Brooks was found guilty by a jury in the attack and sentenced to life in prison without the possibility of parole. He received a life sentence for each of the six counts of first-degree intentional homicide, to be served consecutively, along with hundreds of hours of confinement for dozens of other criminal charges.
Brooks, 40, filed a handwritten notice of intent on Tuesday to seek post-conviction relief in Waukesha County Circuit Court, initiating the appeal process.
"It is not my intention to bring any controversy before the court, but it is my intention to have this postconviction relief matter reviewed and heard as quickly as possible as there are clear issues of the law and the legal facts in this matter," he wrote in the notice, which was signed from Dodge Correctional Institution in Waupun, Wisconsin.
Additionally, Brooks made a request to have assistance from the public defender's office. He had represented himself during the trial and was temporarily removed multiple times by Judge Jennifer Dorow for disrupting the proceedings.
Court records show the notice of intent to seek post-conviction relief was sent to the state public defender.
Brooks needed to initiate an appeal within 20 days of the sentencing, starting with filing the notice of intent to pursue post-conviction relief.
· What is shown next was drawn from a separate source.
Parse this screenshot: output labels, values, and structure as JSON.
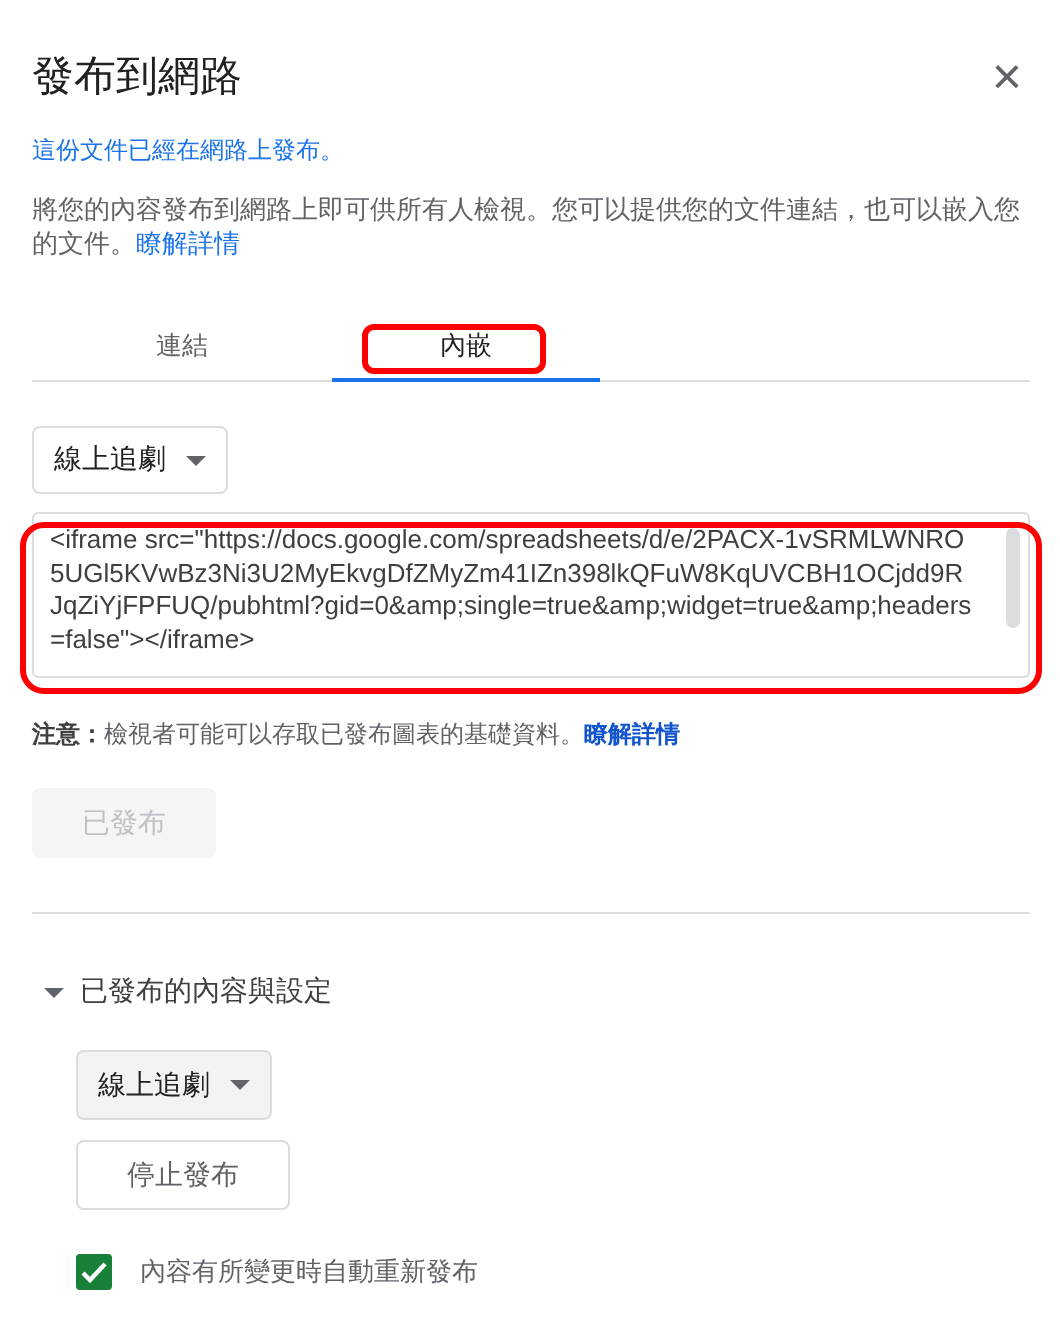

The appeal process could take months, according to Wisconsin Public Radio.
A jury found Brooks guilty in October on all 76 counts for barreling his SUV into a Christmas parade on Nov. 21, 2021.
Dorow sentenced Brooks two weeks ago during a two-day hearing that featured emotional statements from dozens of victims and the family members of those killed and injured.
Dorow acknowledged that the sentencing was "largely symbolic," but told Brooks that "it needs to hold you accountable in a very real and tangible way."
Waukesha's Christmas parade is scheduled to return this Sunday for the first time since the deadly attack.